In L’Animale, Chiara Bersani investigates the soul as a place of movement and transformation. In approaching the concept of a ‘swan’ she decides to go ask a question: What happens when we look into the deep night and recognise ourselves through song? The soul is like an aviary full of birds. It is a place where movement, colors, the movement of air and intentions become the flesh of what has been, of what grows, changes, dies out, turns into a ghost.
Silvia Gribaudi closes the evening with Peso Piuma. The piece unpicks the intimacy of the body; the reconstruction of new movements with fatigue and happiness, repeating those arms and that broken neck typical of Pavlova. Silvia Gribaudi invites the audience to explore the intimacy of the body and the abandonment to physicality that in her vision characterises the Death of the Swan. The choreographer, drawing on the imagery of Pavlova’s broken neck, chooses to mould and form a swan that is both light and powerful.
The Death of the Swan continues to interweave the past, present and future, and nourish the imaginations of generations of artists, stimulating new reflections on what we inherit from history.
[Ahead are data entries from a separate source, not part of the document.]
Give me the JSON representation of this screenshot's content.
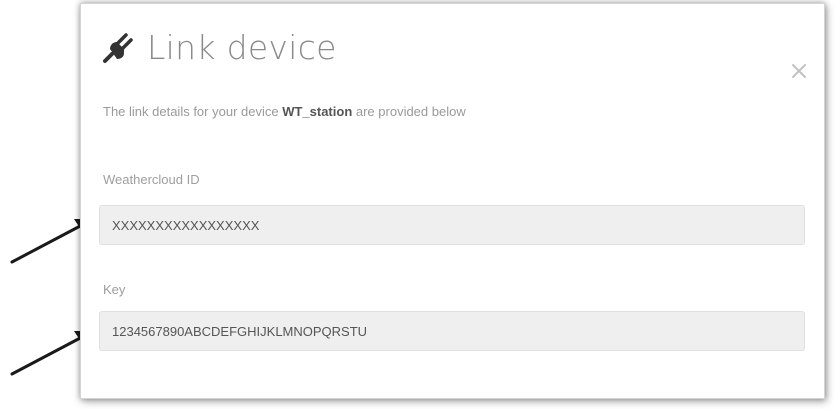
{
  "dialog": {
    "title": "Link device",
    "close_label": "×",
    "intro": {
      "before": "The link details for your device ",
      "device_name": "WT_station",
      "after": " are provided below"
    }
  },
  "fields": {
    "weathercloud_id": {
      "label": "Weathercloud ID",
      "value": "XXXXXXXXXXXXXXXXX"
    },
    "key": {
      "label": "Key",
      "value": "1234567890ABCDEFGHIJKLMNOPQRSTU"
    }
  },
  "icons": {
    "title_icon": "plug-icon",
    "close_icon": "close-icon",
    "pointer_arrows": "arrow-icon"
  },
  "colors": {
    "title": "#8a8a8a",
    "text_muted": "#9a9a9a",
    "field_bg": "#efefef",
    "arrow": "#1a1a1a"
  }
}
It also looks at how dance travels through time through the incorporated visual, emotional and kinaesthetic memory of dancers and spectators. It is a journey therefore, through the past and future history of dance, to discover how a classic still inspires choreographers and manages to speak to the public: immortal, just like the swans who “never die”.
Header image: Rebecca Lena.
About the artists:
Philippe Kratz is a choreographer and dancer born in Germany. At a young age he worked as a performer in Bühnenkuns, a project of the Tanztheater Suheyla Ferwer. He trained as a dancer at the École Supérieure de danse du Québec in Montreal and later at Berlin’s State Ballet School. He joined Xin Peng Wang’s Ballett Dortmund and in 2008, at the invitation of director Cristina Bozzolini, became part of Aterballetto in Reggio Emilia. He has received several international awards and in 2020 he was awarded as Choreographer of the Year by the magazine Danza&Danza.
Chiara Bersani is an Italian artist active in the fields of visual and performing arts. Her educational path is mainly in the field of theatrical research with contaminations from contemporary dance and Performing Art. She has collaborated with important realities of the European contemporary scene including Alessandro Sciarroni / Corpoceleste_C.C., Rodrigo Garcia, Jérôme Bel and eBabilonia Teatri. Since 2016 she has been collaborating on several projects with choreographer Marco D’Agostin. She has received several national awards and in 2019 she won the Ubu Award as best actress Under35.
Silvia Gribaudi is an Italian choreographer active in the performing arts. Since 2004 she has focused her artistic research on the social impact of the body, placing comedy and the relationship between audience and performer at the centre of the choreographic language. She has received several national and international awards including the Premio Giovane Danza D’Autore with “A CORPO LIBERO” (2009), Premio DANZA&DANZA 2019 as best Italian production with GRACES and in 2021 she is the winner of the Premio Hystrio – Corpo a Corpo.